Introduction

There are many things in life that change as you become older but should your weight training be one of them? After all, weight training has been proven to bring about numerous benefits including enhanced muscular mass, strength levels, metabolic rate, coordination levels and bone mineral density and all these seem more than relevant the older you get.

There is that well known saying that age is nothing but a number but how true is this when it comes to weight training? The truth is, weight training is a great means of staying active and healthy but whether you like to admit it or not, the body that you had when you were 20 will not be the same body that you possess into your 50’s. That’s not to say that this is necessarily a bad thing, but alterations to your physiological makeup mean that your training should also be altered appropriately.

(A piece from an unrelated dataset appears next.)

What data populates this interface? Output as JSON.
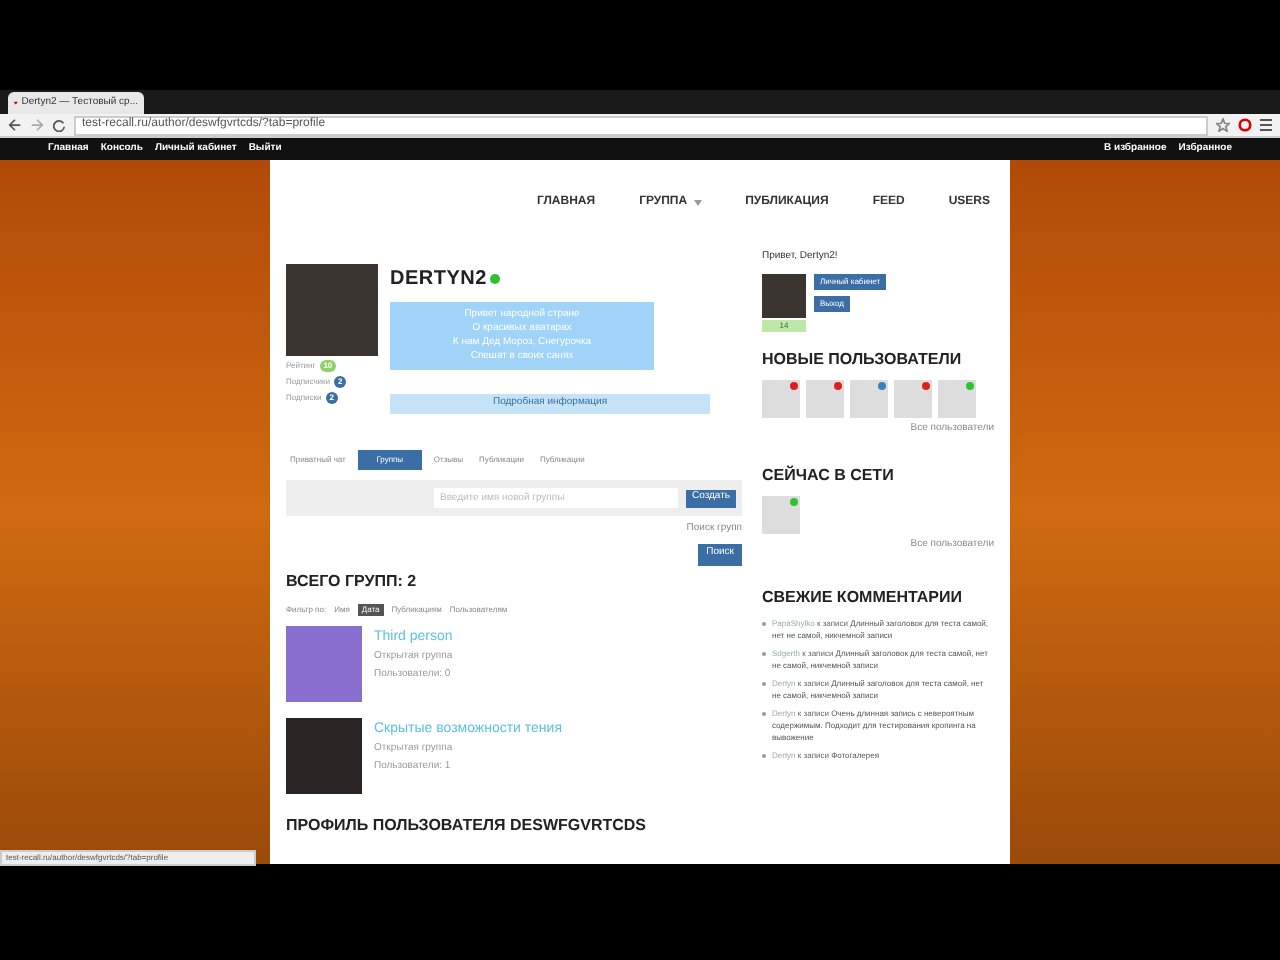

For those 20 year olds currently reading this article with a grin on your face, feel free to come back in 20-30 years and we can continue this discussion. For the older generation of readers amongst you, stay tuned as this article looks at ways of altering your training regimes to accommodate the needs of an aging body. Not only will this enhance the feel good factor, but should all go well it’ll have you training into your 70’s and beyond. So what should and shouldn’t be included in an exercise regime for the middle aged individual?

Making The Appropriate Changes
Continue With Your Strength Training

Resistance training such as machine and free weights aid muscle mass and ultimately prevent muscular catabolism, which occurs at an accelerated rate during your older years. Your bones as well as muscle are also stimulated through weight training meaning that conditions such as osteoporosis can be prolonged or even reversed. It’s important to remember at this stage more than ever how essential good form and targeting major muscle groups are to both reduce injury potential whilst maintaining postural balance.

Avoid Bounding Exercises Where Possible

Exercises which incorporate excessive jumping as part of their requirements may simply be too much for the aging body. Activities such as plyometrics have the potential to cause havoc with your lower back, hip and knee joints. Wear and tear at this stage can quickly lead to arthritic conditions. Instead opt for safer resistance alternatives or consider your cardiovascular options such as swimming, cycling and elliptical training to name but a few. These provide intense workouts whilst going easy on your joints.

Contemplate The Importance Of Stretching

During the beginning of your gym career you may have gotten away with not warming up or stretching out your target muscles, however with age you might not be so lucky. As you age your muscle’s suppleness decreases which can quickly lead to a feeling of stiffness and reduced range of motion. Not only can this be painful and restricting but it can also enhance your future injury potential. Simply but undertaking stretches on a daily basis you can help to prevent any such occurrences.

Final Word

Getting older shouldn’t prevent you from doing the things in life you enjoy and it definitely shouldn’t spell the end of your weight training career. Making simple changes in your training schedules such as avoiding bounding exercises, undertaking exercises with proper form and signing up to a stretching routine will keep you fighting fit for years to come.